Autumn is officially here, which in my life means two things: 1) my work schedule just became insanely hectic, and 2) every available space in my apartment is filling up with preserved foods.
But before I share some things about my locavore’s pantry, a few words about why I’ve been a.w.o.l. from posts for a while. My cat GT, beloved companion for a decade and a half, passed away a few weeks ago. Her absence hit me hard, and still does.
However, there is a new feline companion in my home and we are becoming fast friends. Introducing Ella, as in Fitzgerald, because she has a big voice:
Fall is when my teaching schedule kicks in to overdrive. It is also when my other life resumes, which this year includes rehearsal directing Nutcracker for Dances Patrelle and choreographing a contemporary version of Petrouchka for Adelphi University. On top of that, I just stepped in as Gardening Program Coordinator for the New York Botanical Garden’s Continuing Education department. Hectic, like I said, but things I care about and love doing, so I’m not complaining.

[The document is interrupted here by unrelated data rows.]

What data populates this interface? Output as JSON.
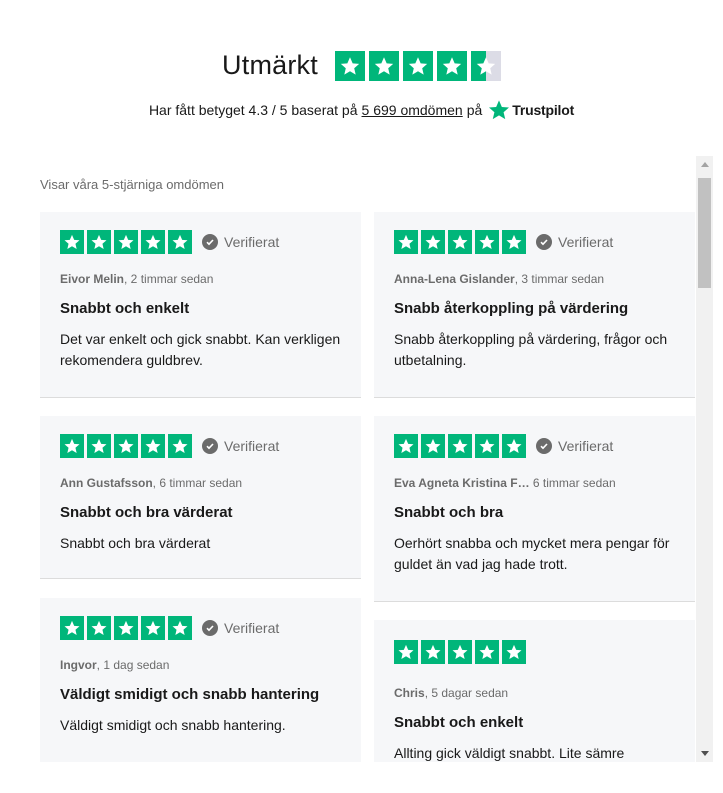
{
  "header": {
    "title": "Utmärkt",
    "rating_prefix": "Har fått betyget 4.3 / 5 baserat på",
    "review_count_link": "5 699 omdömen",
    "rating_suffix": "på",
    "brand": "Trustpilot",
    "stars_value": 4.3
  },
  "colors": {
    "star_green": "#00b67a",
    "star_empty": "#dcdce6",
    "card_bg": "#f6f7f9",
    "muted_text": "#6b6b6b"
  },
  "reviews_section": {
    "label": "Visar våra 5-stjärniga omdömen",
    "verified_label": "Verifierat",
    "reviews": [
      {
        "author": "Eivor Melin",
        "time": ", 2 timmar sedan",
        "title": "Snabbt och enkelt",
        "body": "Det var enkelt och gick snabbt. Kan verkligen rekomendera guldbrev.",
        "stars": 5,
        "verified": true
      },
      {
        "author": "Anna-Lena Gislander",
        "time": ", 3 timmar sedan",
        "title": "Snabb återkoppling på värdering",
        "body": "Snabb återkoppling på värdering, frågor och utbetalning.",
        "stars": 5,
        "verified": true
      },
      {
        "author": "Ann Gustafsson",
        "time": ", 6 timmar sedan",
        "title": "Snabbt och bra värderat",
        "body": "Snabbt och bra värderat",
        "stars": 5,
        "verified": true
      },
      {
        "author": "Eva Agneta Kristina F…",
        "time": " 6 timmar sedan",
        "title": "Snabbt och bra",
        "body": "Oerhört snabba och mycket mera pengar för guldet än vad jag hade trott.",
        "stars": 5,
        "verified": true
      },
      {
        "author": "Ingvor",
        "time": ", 1 dag sedan",
        "title": "Väldigt smidigt och snabb hantering",
        "body": "Väldigt smidigt och snabb hantering.",
        "stars": 5,
        "verified": true
      },
      {
        "author": "Chris",
        "time": ", 5 dagar sedan",
        "title": "Snabbt och enkelt",
        "body": "Allting gick väldigt snabbt. Lite sämre",
        "stars": 5,
        "verified": false
      }
    ]
  }
}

In the midst of all that, this is the height of the food preservation season. Some of the summer crops are still coming in (eggplant, peppers, etc.) but so are the first fall crops. I’ve been lucky enough to find quite a bountiful supply of wild edible mushrooms this month to add to the abundance. This is no time for an overbooked urban locavore to ignore the harvest. So I’ve been sneaking in canning, drying, lacto-fermenting, and freezing whenever I have the time and energy.
It’s actually much easier than it sounds. I’m not talking about all burners going on the stove and a vat of tomatoes bubbling while I sweat and stir. I’m talking about a jar or two here, a little chopping there, and bit by little bit it is adding up to a sizeable winter larder.

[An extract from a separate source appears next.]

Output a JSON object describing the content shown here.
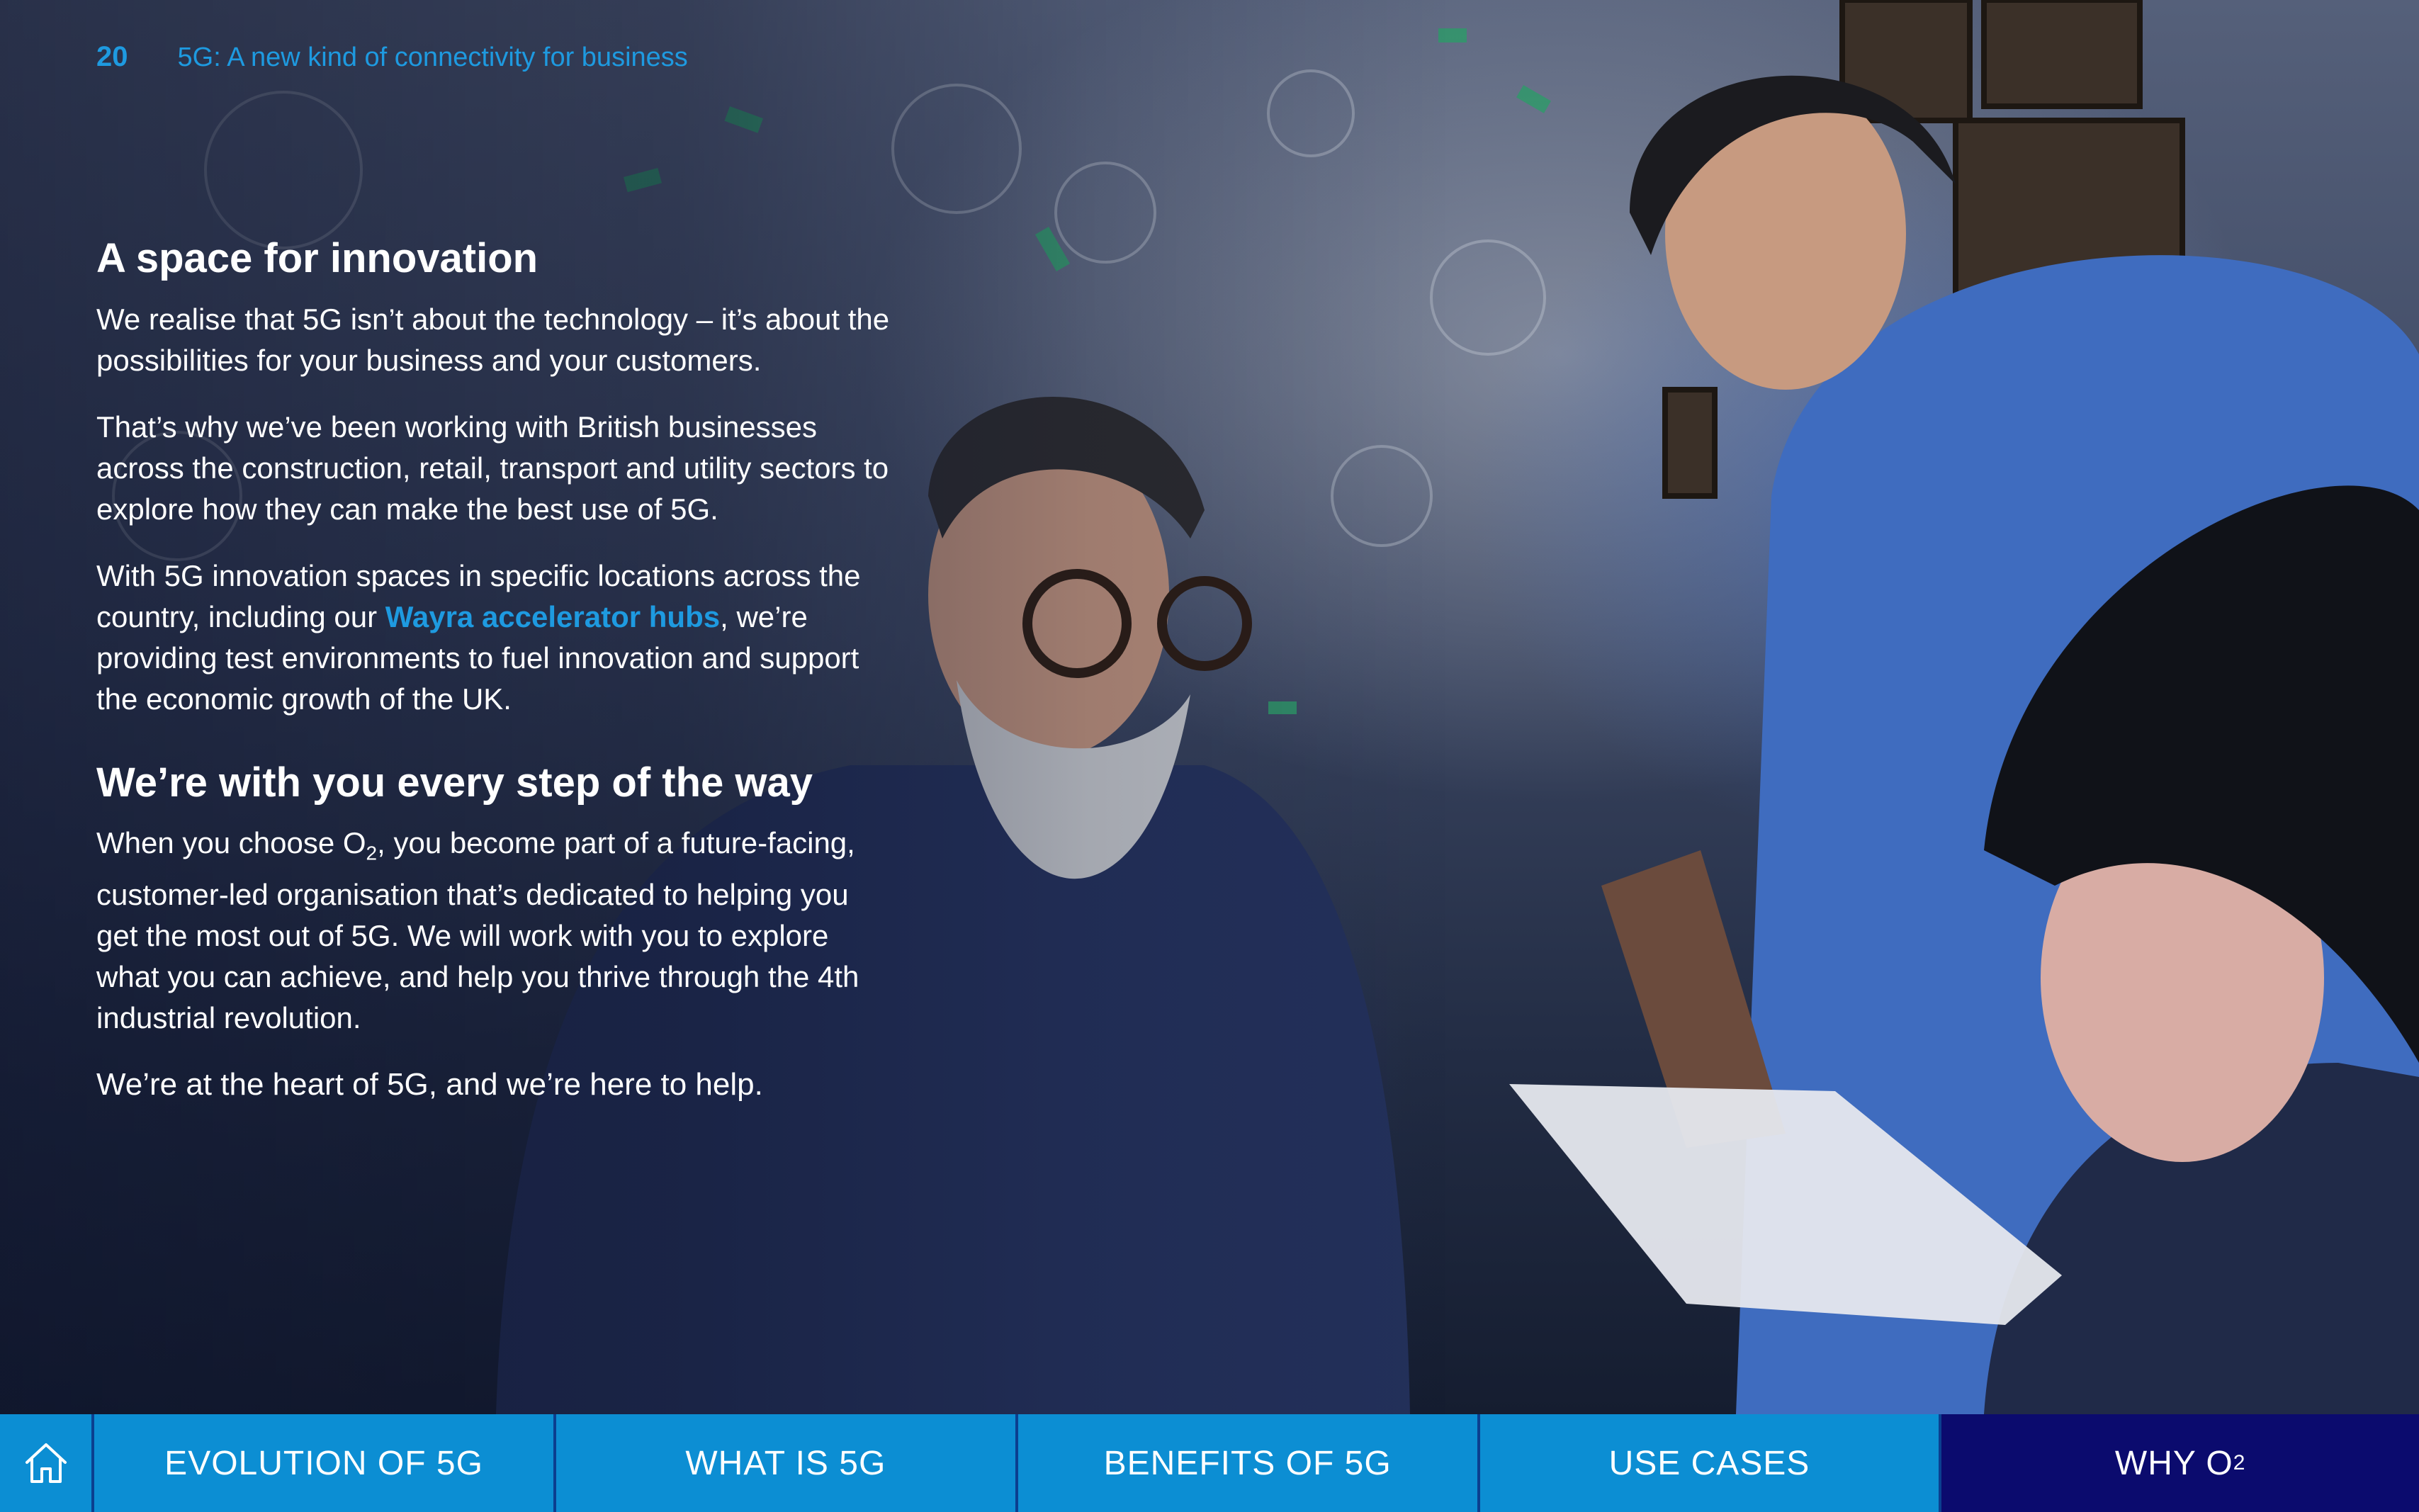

The 21st century reasons for preserving food in New York City are not what they would have been on a rural farm a hundred years ago. Unless the world really falls apart, I’m not in danger of starvation. In the city, I’m surrounded by food options: restaurants, delis, corner vendors, take out, delivery. But most of the food available from those places travels thousands of miles and therefore carries a huge environmental impact. It also isn’t as good as what I can make from fresh, seasonal ingredients, and it doesn’t support the small farmers in my community.

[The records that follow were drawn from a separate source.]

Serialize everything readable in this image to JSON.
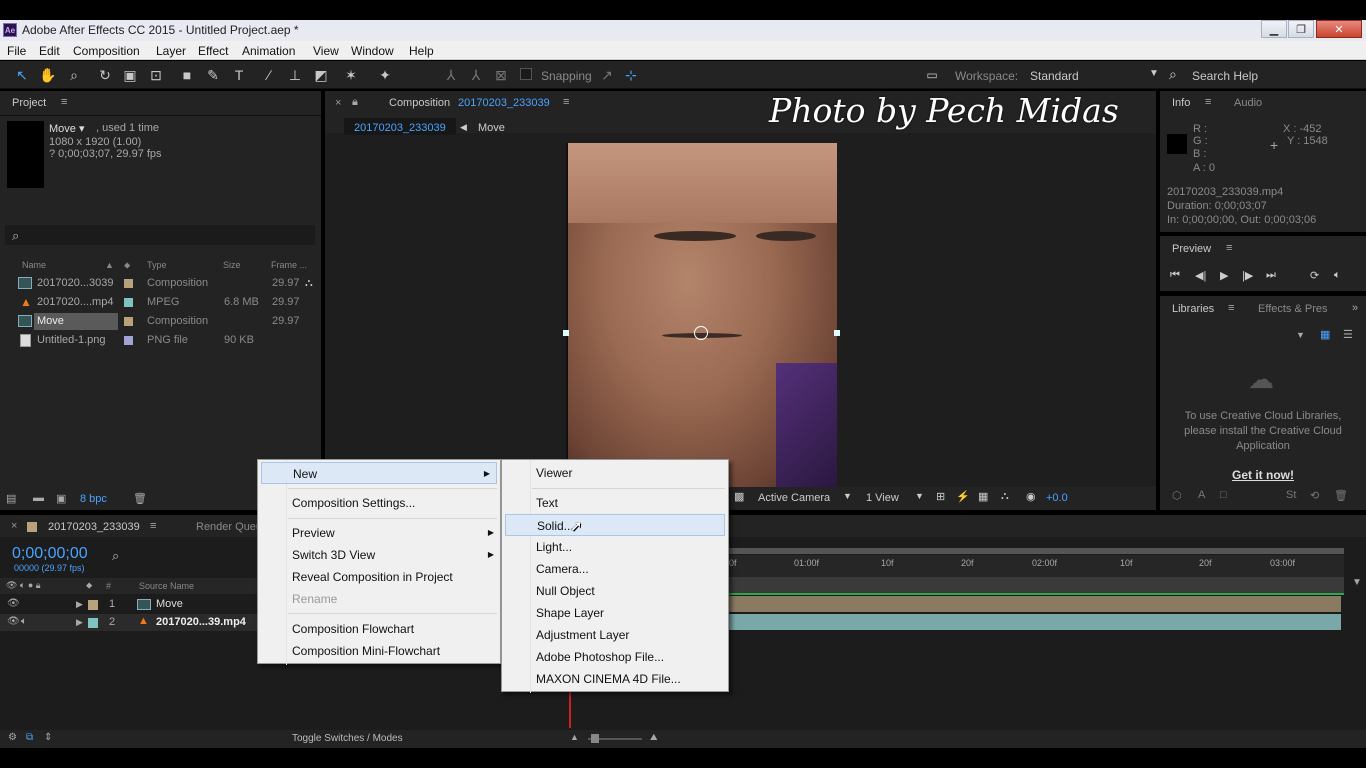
{
  "window": {
    "title": "Adobe After Effects CC 2015 - Untitled Project.aep *",
    "app_badge": "Ae"
  },
  "menu": [
    "File",
    "Edit",
    "Composition",
    "Layer",
    "Effect",
    "Animation",
    "View",
    "Window",
    "Help"
  ],
  "toolbar": {
    "snapping": "Snapping",
    "workspace_label": "Workspace:",
    "workspace_value": "Standard",
    "search_help": "Search Help"
  },
  "project": {
    "title": "Project",
    "item_name": "Move",
    "used": ", used 1 time",
    "dims": "1080 x 1920 (1.00)",
    "duration": "? 0;00;03;07, 29.97 fps",
    "columns": {
      "name": "Name",
      "type": "Type",
      "size": "Size",
      "frame": "Frame ..."
    },
    "rows": [
      {
        "name": "2017020...3039",
        "type": "Composition",
        "size": "",
        "frame": "29.97",
        "color": "#b8a27a"
      },
      {
        "name": "2017020....mp4",
        "type": "MPEG",
        "size": "6.8 MB",
        "frame": "29.97",
        "color": "#7fc2c2"
      },
      {
        "name": "Move",
        "type": "Composition",
        "size": "",
        "frame": "29.97",
        "color": "#b8a27a"
      },
      {
        "name": "Untitled-1.png",
        "type": "PNG file",
        "size": "90 KB",
        "frame": "",
        "color": "#a3a3d6"
      }
    ],
    "bpc": "8 bpc"
  },
  "composition": {
    "panel_label": "Composition",
    "comp_name": "20170203_233039",
    "tab_active": "20170203_233039",
    "breadcrumb": "Move",
    "watermark": "Photo by Pech Midas",
    "camera": "Active Camera",
    "views": "1 View",
    "exposure": "+0.0"
  },
  "info": {
    "tab_info": "Info",
    "tab_audio": "Audio",
    "r": "R :",
    "g": "G :",
    "b": "B :",
    "a": "A : 0",
    "x": "X : -452",
    "y": "Y : 1548",
    "file": "20170203_233039.mp4",
    "duration": "Duration: 0;00;03;07",
    "inout": "In: 0;00;00;00, Out: 0;00;03;06"
  },
  "preview": {
    "title": "Preview"
  },
  "libraries": {
    "tab": "Libraries",
    "tab2": "Effects & Pres",
    "message": "To use Creative Cloud Libraries, please install the Creative Cloud Application",
    "link": "Get it now!"
  },
  "timeline": {
    "tab": "20170203_233039",
    "render_tab": "Render Queu",
    "timecode": "0;00;00;00",
    "fps": "00000 (29.97 fps)",
    "col_source": "Source Name",
    "col_num": "#",
    "layers": [
      {
        "num": "1",
        "name": "Move",
        "color": "#b8a27a"
      },
      {
        "num": "2",
        "name": "2017020...39.mp4",
        "color": "#7fc2c2"
      }
    ],
    "ruler": [
      "0f",
      "01:00f",
      "10f",
      "20f",
      "02:00f",
      "10f",
      "20f",
      "03:00f"
    ],
    "toggle": "Toggle Switches / Modes"
  },
  "context_menu": {
    "items": [
      {
        "label": "New",
        "submenu": true
      },
      {
        "label": "Composition Settings...",
        "submenu": false
      },
      {
        "label": "Preview",
        "submenu": true
      },
      {
        "label": "Switch 3D View",
        "submenu": true
      },
      {
        "label": "Reveal Composition in Project",
        "submenu": false
      },
      {
        "label": "Rename",
        "submenu": false,
        "disabled": true
      },
      {
        "label": "Composition Flowchart",
        "submenu": false
      },
      {
        "label": "Composition Mini-Flowchart",
        "submenu": false
      }
    ]
  },
  "submenu": {
    "items": [
      "Viewer",
      "Text",
      "Solid...",
      "Light...",
      "Camera...",
      "Null Object",
      "Shape Layer",
      "Adjustment Layer",
      "Adobe Photoshop File...",
      "MAXON CINEMA 4D File..."
    ],
    "hover": "Solid..."
  }
}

Could I survive on a locavore’s diet in NYC without doing any food preservation? Sure. There are farmers’ markets open year-round here, and some CSA’s offer winter shares. I’d have all the animal products including dairy and eggs that I could want.
But the variety of other foods would be frightfully limited: root vegetables, a few tough greens like cabbage; winter squash, and apples. Food preservation means that I can have some blueberries in my yogurt in January, summer’s okra for winter’s gumbo, etc. Does this contradict the idea of eating seasonally? Not at all, because those blueberries and okra pods were harvested locally when they were in season and at their peak. That is a whole different story, environmentally, gastronomically, and nutritionally, from buying a pallid tomato from another continent during the cold months.
So my pantry is filling up, my work life is overbooked, Ella is purring loudly by my side, and the abundant fall harvests are still coming in from the garden, the field, the farmers’ markets, and my CSA.This past week my mom was visiting from California and I put her to work on some Romano beans:
Two bits of news from the local foods community: Just Food is offering workshops on how to start a CSA in your neighborhood. You can find out more here.
And next week is Eat Drink Local Week. Restaurants in Brooklyn, Manhattan, and Queens will be featuring local ingredients on their menus from 9/27-10/4. You can find out which restaurants are participating here.
I wish you a gorgeous end of September ’09.
Botany, Ballet, & Dinner from Scratch: A Memoir with Recipes by Leda Meredith